[Extracted data entries]
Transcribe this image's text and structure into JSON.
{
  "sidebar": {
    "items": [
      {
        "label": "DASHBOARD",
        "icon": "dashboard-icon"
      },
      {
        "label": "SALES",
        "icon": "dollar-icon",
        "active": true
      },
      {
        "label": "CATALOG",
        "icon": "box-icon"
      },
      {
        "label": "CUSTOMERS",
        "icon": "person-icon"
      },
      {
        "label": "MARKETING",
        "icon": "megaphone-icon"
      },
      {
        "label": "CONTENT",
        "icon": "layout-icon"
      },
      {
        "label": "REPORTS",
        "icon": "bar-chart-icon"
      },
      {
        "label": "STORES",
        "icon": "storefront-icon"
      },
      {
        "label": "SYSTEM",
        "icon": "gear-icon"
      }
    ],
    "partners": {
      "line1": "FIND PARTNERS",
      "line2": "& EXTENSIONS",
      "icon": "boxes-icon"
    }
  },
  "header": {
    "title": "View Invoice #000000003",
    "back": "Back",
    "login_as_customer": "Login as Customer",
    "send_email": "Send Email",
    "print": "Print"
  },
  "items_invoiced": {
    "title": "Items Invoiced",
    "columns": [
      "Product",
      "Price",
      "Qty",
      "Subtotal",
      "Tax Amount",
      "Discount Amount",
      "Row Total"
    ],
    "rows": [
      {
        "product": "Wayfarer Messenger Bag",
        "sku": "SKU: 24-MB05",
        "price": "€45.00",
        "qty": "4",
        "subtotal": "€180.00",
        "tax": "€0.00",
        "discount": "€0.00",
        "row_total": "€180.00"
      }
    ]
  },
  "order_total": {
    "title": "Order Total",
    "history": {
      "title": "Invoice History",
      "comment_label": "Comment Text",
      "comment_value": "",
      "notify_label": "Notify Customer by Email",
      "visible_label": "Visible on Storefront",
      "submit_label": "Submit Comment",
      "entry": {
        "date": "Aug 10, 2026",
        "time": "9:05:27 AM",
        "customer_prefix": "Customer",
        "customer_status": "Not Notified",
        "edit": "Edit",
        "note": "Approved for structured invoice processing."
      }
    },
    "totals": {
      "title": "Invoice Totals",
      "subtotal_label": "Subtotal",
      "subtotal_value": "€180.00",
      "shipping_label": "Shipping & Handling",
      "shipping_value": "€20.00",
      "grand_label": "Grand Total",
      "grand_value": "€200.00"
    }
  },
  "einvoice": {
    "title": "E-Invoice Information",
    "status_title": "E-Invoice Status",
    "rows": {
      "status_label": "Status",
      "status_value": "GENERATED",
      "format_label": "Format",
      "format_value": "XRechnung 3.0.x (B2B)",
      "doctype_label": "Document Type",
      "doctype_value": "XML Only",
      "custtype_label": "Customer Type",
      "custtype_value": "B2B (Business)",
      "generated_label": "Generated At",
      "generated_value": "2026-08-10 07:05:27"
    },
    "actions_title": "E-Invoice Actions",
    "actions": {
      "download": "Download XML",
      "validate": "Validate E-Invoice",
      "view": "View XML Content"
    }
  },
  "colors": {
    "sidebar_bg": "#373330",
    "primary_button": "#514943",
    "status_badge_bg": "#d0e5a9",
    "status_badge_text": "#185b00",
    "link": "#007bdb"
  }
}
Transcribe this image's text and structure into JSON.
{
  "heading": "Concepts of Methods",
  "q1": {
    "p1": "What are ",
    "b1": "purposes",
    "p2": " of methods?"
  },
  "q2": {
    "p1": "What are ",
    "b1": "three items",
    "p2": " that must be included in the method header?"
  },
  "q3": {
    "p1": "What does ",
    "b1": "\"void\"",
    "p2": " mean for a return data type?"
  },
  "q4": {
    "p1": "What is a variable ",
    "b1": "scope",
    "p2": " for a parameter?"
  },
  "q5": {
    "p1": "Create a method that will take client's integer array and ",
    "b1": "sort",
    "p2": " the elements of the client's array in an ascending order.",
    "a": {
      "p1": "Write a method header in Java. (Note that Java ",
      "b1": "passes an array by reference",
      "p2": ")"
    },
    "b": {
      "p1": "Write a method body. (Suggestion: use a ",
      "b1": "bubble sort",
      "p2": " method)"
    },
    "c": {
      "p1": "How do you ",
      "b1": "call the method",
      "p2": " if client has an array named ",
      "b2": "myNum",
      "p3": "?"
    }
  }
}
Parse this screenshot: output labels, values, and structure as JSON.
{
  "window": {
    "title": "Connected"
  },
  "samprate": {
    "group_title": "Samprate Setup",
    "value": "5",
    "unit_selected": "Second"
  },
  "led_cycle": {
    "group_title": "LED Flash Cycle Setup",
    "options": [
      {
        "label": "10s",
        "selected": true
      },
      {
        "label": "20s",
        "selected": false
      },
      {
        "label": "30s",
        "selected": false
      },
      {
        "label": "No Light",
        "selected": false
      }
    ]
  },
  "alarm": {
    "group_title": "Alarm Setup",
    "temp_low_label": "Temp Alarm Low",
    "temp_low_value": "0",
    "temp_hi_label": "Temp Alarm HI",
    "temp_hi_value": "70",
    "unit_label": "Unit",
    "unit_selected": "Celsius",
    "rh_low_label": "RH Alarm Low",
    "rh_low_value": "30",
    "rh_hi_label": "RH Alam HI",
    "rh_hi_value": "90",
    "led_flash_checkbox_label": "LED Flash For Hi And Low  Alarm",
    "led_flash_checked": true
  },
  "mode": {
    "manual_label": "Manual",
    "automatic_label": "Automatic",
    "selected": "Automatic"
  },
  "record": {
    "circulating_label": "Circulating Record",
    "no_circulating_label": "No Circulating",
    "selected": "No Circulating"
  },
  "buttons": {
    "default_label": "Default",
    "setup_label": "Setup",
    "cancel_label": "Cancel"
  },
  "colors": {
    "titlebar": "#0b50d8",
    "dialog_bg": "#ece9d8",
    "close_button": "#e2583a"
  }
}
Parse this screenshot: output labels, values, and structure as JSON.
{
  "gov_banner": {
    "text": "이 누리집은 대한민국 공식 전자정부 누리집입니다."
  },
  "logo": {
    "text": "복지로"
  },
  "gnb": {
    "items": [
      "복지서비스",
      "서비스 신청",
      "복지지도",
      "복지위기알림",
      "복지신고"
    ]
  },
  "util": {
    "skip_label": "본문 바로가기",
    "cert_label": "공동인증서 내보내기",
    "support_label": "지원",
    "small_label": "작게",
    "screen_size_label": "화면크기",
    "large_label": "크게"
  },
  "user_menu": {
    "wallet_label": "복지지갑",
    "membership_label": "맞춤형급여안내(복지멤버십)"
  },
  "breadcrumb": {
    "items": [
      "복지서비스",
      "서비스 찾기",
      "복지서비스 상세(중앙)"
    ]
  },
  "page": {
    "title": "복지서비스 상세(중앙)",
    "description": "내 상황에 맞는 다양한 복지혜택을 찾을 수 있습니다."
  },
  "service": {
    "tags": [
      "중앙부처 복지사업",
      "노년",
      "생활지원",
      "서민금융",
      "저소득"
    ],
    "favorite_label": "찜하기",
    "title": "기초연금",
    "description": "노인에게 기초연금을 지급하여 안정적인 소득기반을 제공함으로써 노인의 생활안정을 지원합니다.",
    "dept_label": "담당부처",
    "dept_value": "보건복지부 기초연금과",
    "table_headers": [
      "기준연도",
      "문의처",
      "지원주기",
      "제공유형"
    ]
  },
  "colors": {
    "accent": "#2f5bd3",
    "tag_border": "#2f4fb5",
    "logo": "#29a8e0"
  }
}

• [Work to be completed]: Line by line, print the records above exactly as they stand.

• [Reply]:
Transcribe this image's text and structure into JSON.
{
  "sidebar": {
    "items": [
      {
        "label": "DASHBOARD",
        "icon": "dashboard-icon"
      },
      {
        "label": "SALES",
        "icon": "dollar-icon",
        "active": true
      },
      {
        "label": "CATALOG",
        "icon": "box-icon"
      },
      {
        "label": "CUSTOMERS",
        "icon": "person-icon"
      },
      {
        "label": "MARKETING",
        "icon": "megaphone-icon"
      },
      {
        "label": "CONTENT",
        "icon": "layout-icon"
      },
      {
        "label": "REPORTS",
        "icon": "bar-chart-icon"
      },
      {
        "label": "STORES",
        "icon": "storefront-icon"
      },
      {
        "label": "SYSTEM",
        "icon": "gear-icon"
      }
    ],
    "partners": {
      "line1": "FIND PARTNERS",
      "line2": "& EXTENSIONS",
      "icon": "boxes-icon"
    }
  },
  "header": {
    "title": "View Invoice #000000003",
    "back": "Back",
    "login_as_customer": "Login as Customer",
    "send_email": "Send Email",
    "print": "Print"
  },
  "items_invoiced": {
    "title": "Items Invoiced",
    "columns": [
      "Product",
      "Price",
      "Qty",
      "Subtotal",
      "Tax Amount",
      "Discount Amount",
      "Row Total"
    ],
    "rows": [
      {
        "product": "Wayfarer Messenger Bag",
        "sku": "SKU: 24-MB05",
        "price": "€45.00",
        "qty": "4",
        "subtotal": "€180.00",
        "tax": "€0.00",
        "discount": "€0.00",
        "row_total": "€180.00"
      }
    ]
  },
  "order_total": {
    "title": "Order Total",
    "history": {
      "title": "Invoice History",
      "comment_label": "Comment Text",
      "comment_value": "",
      "notify_label": "Notify Customer by Email",
      "visible_label": "Visible on Storefront",
      "submit_label": "Submit Comment",
      "entry": {
        "date": "Aug 10, 2026",
        "time": "9:05:27 AM",
        "customer_prefix": "Customer",
        "customer_status": "Not Notified",
        "edit": "Edit",
        "note": "Approved for structured invoice processing."
      }
    },
    "totals": {
      "title": "Invoice Totals",
      "subtotal_label": "Subtotal",
      "subtotal_value": "€180.00",
      "shipping_label": "Shipping & Handling",
      "shipping_value": "€20.00",
      "grand_label": "Grand Total",
      "grand_value": "€200.00"
    }
  },
  "einvoice": {
    "title": "E-Invoice Information",
    "status_title": "E-Invoice Status",
    "rows": {
      "status_label": "Status",
      "status_value": "GENERATED",
      "format_label": "Format",
      "format_value": "XRechnung 3.0.x (B2B)",
      "doctype_label": "Document Type",
      "doctype_value": "XML Only",
      "custtype_label": "Customer Type",
      "custtype_value": "B2B (Business)",
      "generated_label": "Generated At",
      "generated_value": "2026-08-10 07:05:27"
    },
    "actions_title": "E-Invoice Actions",
    "actions": {
      "download": "Download XML",
      "validate": "Validate E-Invoice",
      "view": "View XML Content"
    }
  },
  "colors": {
    "sidebar_bg": "#373330",
    "primary_button": "#514943",
    "status_badge_bg": "#d0e5a9",
    "status_badge_text": "#185b00",
    "link": "#007bdb"
  }
}
Transcribe this image's text and structure into JSON.
{
  "heading": "Concepts of Methods",
  "q1": {
    "p1": "What are ",
    "b1": "purposes",
    "p2": " of methods?"
  },
  "q2": {
    "p1": "What are ",
    "b1": "three items",
    "p2": " that must be included in the method header?"
  },
  "q3": {
    "p1": "What does ",
    "b1": "\"void\"",
    "p2": " mean for a return data type?"
  },
  "q4": {
    "p1": "What is a variable ",
    "b1": "scope",
    "p2": " for a parameter?"
  },
  "q5": {
    "p1": "Create a method that will take client's integer array and ",
    "b1": "sort",
    "p2": " the elements of the client's array in an ascending order.",
    "a": {
      "p1": "Write a method header in Java. (Note that Java ",
      "b1": "passes an array by reference",
      "p2": ")"
    },
    "b": {
      "p1": "Write a method body. (Suggestion: use a ",
      "b1": "bubble sort",
      "p2": " method)"
    },
    "c": {
      "p1": "How do you ",
      "b1": "call the method",
      "p2": " if client has an array named ",
      "b2": "myNum",
      "p3": "?"
    }
  }
}
Parse this screenshot: output labels, values, and structure as JSON.
{
  "window": {
    "title": "Connected"
  },
  "samprate": {
    "group_title": "Samprate Setup",
    "value": "5",
    "unit_selected": "Second"
  },
  "led_cycle": {
    "group_title": "LED Flash Cycle Setup",
    "options": [
      {
        "label": "10s",
        "selected": true
      },
      {
        "label": "20s",
        "selected": false
      },
      {
        "label": "30s",
        "selected": false
      },
      {
        "label": "No Light",
        "selected": false
      }
    ]
  },
  "alarm": {
    "group_title": "Alarm Setup",
    "temp_low_label": "Temp Alarm Low",
    "temp_low_value": "0",
    "temp_hi_label": "Temp Alarm HI",
    "temp_hi_value": "70",
    "unit_label": "Unit",
    "unit_selected": "Celsius",
    "rh_low_label": "RH Alarm Low",
    "rh_low_value": "30",
    "rh_hi_label": "RH Alam HI",
    "rh_hi_value": "90",
    "led_flash_checkbox_label": "LED Flash For Hi And Low  Alarm",
    "led_flash_checked": true
  },
  "mode": {
    "manual_label": "Manual",
    "automatic_label": "Automatic",
    "selected": "Automatic"
  },
  "record": {
    "circulating_label": "Circulating Record",
    "no_circulating_label": "No Circulating",
    "selected": "No Circulating"
  },
  "buttons": {
    "default_label": "Default",
    "setup_label": "Setup",
    "cancel_label": "Cancel"
  },
  "colors": {
    "titlebar": "#0b50d8",
    "dialog_bg": "#ece9d8",
    "close_button": "#e2583a"
  }
}
Parse this screenshot: output labels, values, and structure as JSON.
{
  "gov_banner": {
    "text": "이 누리집은 대한민국 공식 전자정부 누리집입니다."
  },
  "logo": {
    "text": "복지로"
  },
  "gnb": {
    "items": [
      "복지서비스",
      "서비스 신청",
      "복지지도",
      "복지위기알림",
      "복지신고"
    ]
  },
  "util": {
    "skip_label": "본문 바로가기",
    "cert_label": "공동인증서 내보내기",
    "support_label": "지원",
    "small_label": "작게",
    "screen_size_label": "화면크기",
    "large_label": "크게"
  },
  "user_menu": {
    "wallet_label": "복지지갑",
    "membership_label": "맞춤형급여안내(복지멤버십)"
  },
  "breadcrumb": {
    "items": [
      "복지서비스",
      "서비스 찾기",
      "복지서비스 상세(중앙)"
    ]
  },
  "page": {
    "title": "복지서비스 상세(중앙)",
    "description": "내 상황에 맞는 다양한 복지혜택을 찾을 수 있습니다."
  },
  "service": {
    "tags": [
      "중앙부처 복지사업",
      "노년",
      "생활지원",
      "서민금융",
      "저소득"
    ],
    "favorite_label": "찜하기",
    "title": "기초연금",
    "description": "노인에게 기초연금을 지급하여 안정적인 소득기반을 제공함으로써 노인의 생활안정을 지원합니다.",
    "dept_label": "담당부처",
    "dept_value": "보건복지부 기초연금과",
    "table_headers": [
      "기준연도",
      "문의처",
      "지원주기",
      "제공유형"
    ]
  },
  "colors": {
    "accent": "#2f5bd3",
    "tag_border": "#2f4fb5",
    "logo": "#29a8e0"
  }
}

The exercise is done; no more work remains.